If you’ve ever had to pull a roller luggage for any meaningful length you know how wobble-prone these things are. For us muggles, the bag’s fishtailing only amounts to a nuisance and a secret sense of shame at not being able to control the things, but for physicists, it’s an actually intriguing problem — much like it is with shoelaces.
To get to the bottom of things, a team of researchers from the Cornell University took a model suitcase to the treadmill and observed its motions. Now, they report that the luggage’s side-to-side motions at any point in time are directly related to its forward motion, its tilt, and the distance between its center of weight and the line of travel.
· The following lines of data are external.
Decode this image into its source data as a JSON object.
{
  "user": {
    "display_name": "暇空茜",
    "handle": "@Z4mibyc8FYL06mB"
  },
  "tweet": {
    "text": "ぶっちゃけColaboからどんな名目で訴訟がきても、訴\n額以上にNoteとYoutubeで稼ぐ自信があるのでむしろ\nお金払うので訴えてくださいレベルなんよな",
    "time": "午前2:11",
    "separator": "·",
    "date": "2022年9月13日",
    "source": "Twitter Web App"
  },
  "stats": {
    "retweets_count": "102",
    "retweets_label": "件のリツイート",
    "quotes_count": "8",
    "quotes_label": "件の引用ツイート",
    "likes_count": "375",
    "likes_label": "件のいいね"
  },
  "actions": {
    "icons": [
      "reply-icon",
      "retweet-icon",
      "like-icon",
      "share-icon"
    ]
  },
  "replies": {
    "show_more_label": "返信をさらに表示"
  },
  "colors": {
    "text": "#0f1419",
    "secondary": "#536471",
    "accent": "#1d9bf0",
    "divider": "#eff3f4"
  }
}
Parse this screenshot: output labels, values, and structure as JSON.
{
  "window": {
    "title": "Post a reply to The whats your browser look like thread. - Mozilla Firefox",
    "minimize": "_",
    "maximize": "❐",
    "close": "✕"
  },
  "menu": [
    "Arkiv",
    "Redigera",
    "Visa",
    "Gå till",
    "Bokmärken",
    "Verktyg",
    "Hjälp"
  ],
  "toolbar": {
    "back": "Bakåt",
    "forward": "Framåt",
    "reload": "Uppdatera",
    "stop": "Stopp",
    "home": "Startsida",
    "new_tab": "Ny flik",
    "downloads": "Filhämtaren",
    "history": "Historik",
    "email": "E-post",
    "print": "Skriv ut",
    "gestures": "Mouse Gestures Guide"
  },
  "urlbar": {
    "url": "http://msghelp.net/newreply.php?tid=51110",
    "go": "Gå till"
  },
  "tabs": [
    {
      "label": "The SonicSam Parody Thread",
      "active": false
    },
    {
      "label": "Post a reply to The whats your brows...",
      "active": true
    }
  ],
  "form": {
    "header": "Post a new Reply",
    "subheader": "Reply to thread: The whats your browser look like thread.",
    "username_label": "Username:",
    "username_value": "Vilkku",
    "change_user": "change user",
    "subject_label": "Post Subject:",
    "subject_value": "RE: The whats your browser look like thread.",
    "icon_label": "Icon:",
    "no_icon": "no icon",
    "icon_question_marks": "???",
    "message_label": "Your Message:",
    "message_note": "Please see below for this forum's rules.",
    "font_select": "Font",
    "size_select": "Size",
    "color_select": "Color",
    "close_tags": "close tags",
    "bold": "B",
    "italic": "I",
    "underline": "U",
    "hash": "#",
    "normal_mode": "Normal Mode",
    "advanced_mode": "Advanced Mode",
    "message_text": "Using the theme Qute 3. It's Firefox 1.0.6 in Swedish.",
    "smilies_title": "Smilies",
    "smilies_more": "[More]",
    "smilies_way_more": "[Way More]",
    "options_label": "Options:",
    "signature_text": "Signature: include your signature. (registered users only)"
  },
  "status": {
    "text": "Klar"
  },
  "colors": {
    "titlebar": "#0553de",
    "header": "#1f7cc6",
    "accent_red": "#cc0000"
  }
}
In essence, because the two wheels are fixed together on a single rod and can’t move independently, they create a link between the bag’s forward movement and its rotational motion — in short, the wheeled bag as we know it today is almost designed to wobble.
Let’s imagine you’re pulling one such suitcase straight ahead, then something happens (such as a change of direction or a bump in the pavement) which causes the right wheel to lift. The now-tilted suitcase will turn right initially, but when the wheel falls down to the ground and the left one goes airborne your suitcase (which is now tilted and orientated slightly rightwards) banks left.
It’s this process, repeating again and again, that makes your suitcase wobble more intensely instead of steadying down. It’s kind of like resonance, only much more annoying — or, as study coauthor Sylvain Courrech du Pont, a physicist at Paris Diderot University puts it, “a bit funny and counterintuitive.”
If your first instinct is to slow your pace and give the wheelie some time to settle down then you’re doing it wrong, it seems. Du Pont says that the wobbling should actually decrease as the suitcase rolls faster. Lowering the angle of the suitcase (bending down and lowering the handle closer to the ground) also helps, and can even stop the rocking altogether.
The stakes, as they say, are higher than the frustration the wheelies inflict on tourists every day. Understanding how the bags behave in motion can help us design more stable two-wheeled carriers like car-pulled trailers
“The suitcase is a fun way to tackle the problem but the study would be the same for any trolley with two wheels or blades,” Courrech du Pont said.
“In the near future, maybe we will have a car without a driver. It would be a good thing if the car knows how to stop this kind of motion.”
The full paper “The rolling suitcase instability: a coupling between translation and rotation” has been published in the journal Proceedings of the Royal Society A.
Enjoyed this article? Join 40,000+ subscribers to the ZME Science newsletter. Subscribe now!